To say that investing in China has been a roller coaster is an understatement. Chinese ETFs and stocks have been some of the most volatile around as the nation grapples with shifting its focus from manufacturing to consumerism. That has caused its GDP growth rate to drop by about half and stocks within its nation to fall.
But there is hope for China.
For one thing, the slower growth is more sustainable for the nation and many of its former catalysts — such as its growing middle population — are still in place.
Add in recent reforms to reign in credit and rising debt levels and Chinese stocks are looking better by the day. So good in fact, that investment manager BlackRock’s latest economic analysis on the nation predicts only “moderate cooling … [and the] potential for upside in China’s composite Purchasing Managers’ Index (PMI) in coming months.”
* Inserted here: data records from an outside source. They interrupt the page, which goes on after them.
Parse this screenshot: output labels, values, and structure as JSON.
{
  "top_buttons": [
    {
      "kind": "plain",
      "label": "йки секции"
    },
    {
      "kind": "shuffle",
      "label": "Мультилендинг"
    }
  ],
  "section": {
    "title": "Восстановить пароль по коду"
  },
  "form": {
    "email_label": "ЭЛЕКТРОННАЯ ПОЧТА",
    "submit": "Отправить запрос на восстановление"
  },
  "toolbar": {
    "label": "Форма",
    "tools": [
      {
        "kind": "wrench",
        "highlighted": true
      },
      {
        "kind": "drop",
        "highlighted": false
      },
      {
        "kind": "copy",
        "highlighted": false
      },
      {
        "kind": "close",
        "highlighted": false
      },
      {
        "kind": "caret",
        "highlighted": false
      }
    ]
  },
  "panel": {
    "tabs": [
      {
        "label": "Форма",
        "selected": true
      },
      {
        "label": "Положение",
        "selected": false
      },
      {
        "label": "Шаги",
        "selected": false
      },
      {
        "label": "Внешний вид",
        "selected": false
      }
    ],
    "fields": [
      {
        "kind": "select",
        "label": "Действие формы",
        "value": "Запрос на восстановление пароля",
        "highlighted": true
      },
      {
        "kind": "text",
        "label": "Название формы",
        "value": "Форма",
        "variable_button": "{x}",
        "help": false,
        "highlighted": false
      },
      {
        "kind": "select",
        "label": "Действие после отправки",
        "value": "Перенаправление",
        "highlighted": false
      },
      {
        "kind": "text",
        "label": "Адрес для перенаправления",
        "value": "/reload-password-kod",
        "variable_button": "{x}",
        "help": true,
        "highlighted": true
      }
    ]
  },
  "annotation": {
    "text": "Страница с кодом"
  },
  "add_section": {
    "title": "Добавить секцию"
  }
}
In that end, investors may be worrying too much about the death of Asia’s Dragon economy.
With that mind, investors may want to add a hefty dose of Chinese ETFs to their portfolio to take advantage of nation’s long-term promise. Here are three of the best.
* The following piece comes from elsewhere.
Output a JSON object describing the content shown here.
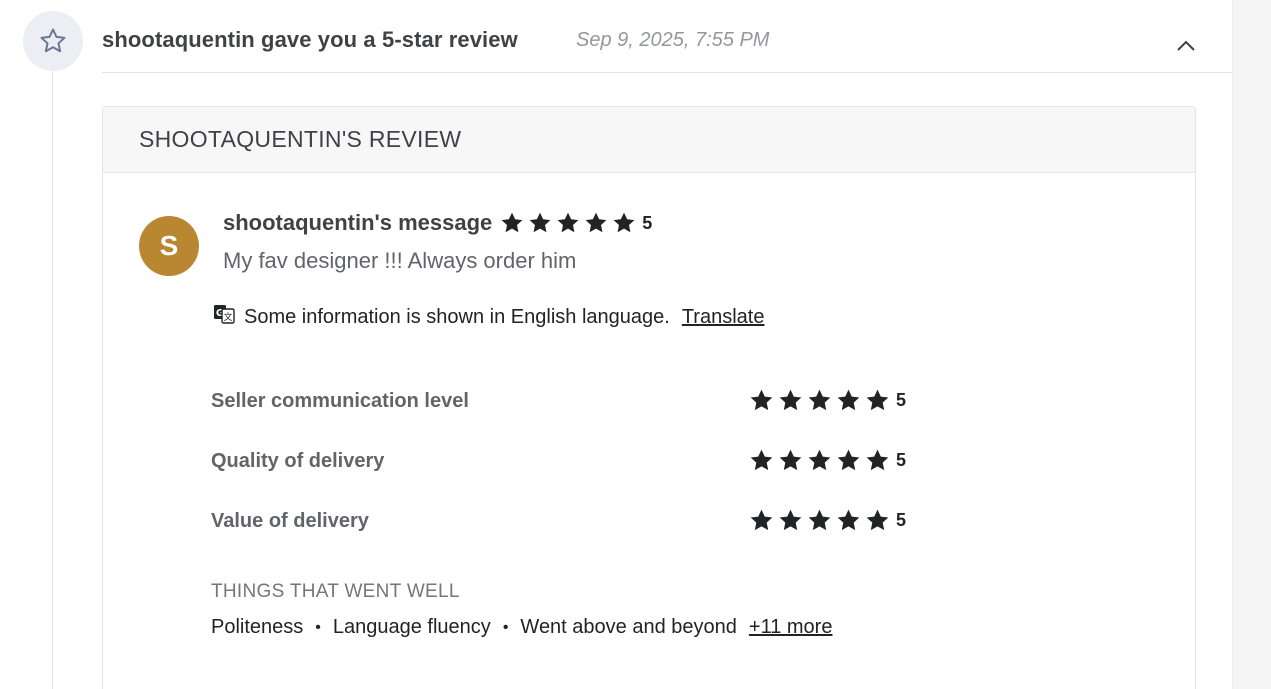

Best Chinese ETFs to Buy: SPDR S&P China ETF (GXC)
Expenses: 0.59%, or $59 annually per $10,000 invested
Most investors and traders choose the $3.2 billion iShares China Large-Cap ETF (NYSEARCA:FXI) when looking at core China Exposure. And it is a good tactical Chinese ETF. However, a rival fund- SPDR S&P China ETF (NYSEARCA:GXC) could actually be the better Chinese ETF.
The reason comes down to index.
FXI’s underlying index is designed to hold just the 50 largest Chinese stocks. GXC on the other hand, offers a broader take on China. This Chinese ETF currently has 352 different holdings. This includes both large- and mid-cap Chinese stocks. This greater exposure and diversification has helped on the volatility front, but also with the Chinese ETF’s returns.
With exposure to the market’s sweet-spot, GXC has done well since its inception in 2007. Even when including the Great Recession and emerging market slowdown, the fund has managed to produce annual total returns of 6.19% over the last ten years. That’s versus just a 3.24% return for the FXI in the same time.
Adding in GXC’s lower expense ratio of 0.59% and you can see how it’s the better Chinese ETF to own.
Best Chinese ETFs to Buy: The KraneShares CSI China Internet ETF (KWEB)
What do Alibaba Group Holding Ltd (NYSE:BABA), Lenovo Group Limited (ADR) (OTCMKTS:LNVGY) and JD.Com Inc(ADR) (NASDAQ:JD) have in common? One, they happen to be tech giants and are on par with more familiar U.S. names. And two, they happen to be Chinese stocks.
China has quickly become one of the world’s leading tech hubs and its firm’s products can be found everywhere on the planet. Meanwhile, at home, China boasts one of largest mobile phone and internet user bases in the world. This has helped it curate a rich ecosystem devoted to online gaming, shopping and entertainment. An environment that has only gotten better as its middle class as grown.
To that end, the KraneShares CSI China Internet ETF (NYSEARCA:KWEB) could be a great fund to buy.
KWEB tracks an index of China-based companies whose primary business or businesses are in the internet and internet-related sectors. The Chinese ETFs 33 holdings read like a who’s who of internet retailers, social media, gaming, travel and commerce sites in the nation. That makes KWEB a very powerful play on China’s middle class and tech growth. And with more than a half a billion in assets, KWEB isn’t some fly-by-night ETF.
Is it nichey? Yes. But KWEB could be one of the best long-term Chinese ETFs to own as China shifts into high consumer mode and its tech potential is known. Expenses for the ETF run 0.72%.
Best Chinese ETFs to Buy: PowerShares Chinese Yuan Dim Sum Bond ETF (DSUM)
For investors looking for exposure to China with a side of income may want to consider so-called dim sum bonds. These bonds are those denominated in Chinese yuan or renminbi — the national currency — and issued in Hong Kong. The vast bulk of these have been issued by Chinese firms.
Aside from income and the stability of owning corporate bonds is that if China actually lets the yuan float, the value of these bonds could skyrocket as the currency is undervalued relative to its standing in the global economy.
When it comes to Chinese ETFs, there is only one way to play these bonds and that’s through the PowerShares Chinese Yuan Dim Sum Bond ETF (NYSEARCA:DSUM). The $60 million ETF tracks a basket of 51 different Chinese bonds and yields a healthy 4.11%. Even better is that DSUM features a very low duration, so it shouldn’t be effected as the Federal Reserve raises rates. That combination as well as the lower volatility associated with bond investing makes the ETF a powerful and relatively unknown way to add China exposure to a portfolio.
As of this writing, Aaron Levitt did not hold a position in any of the aforementioned securities.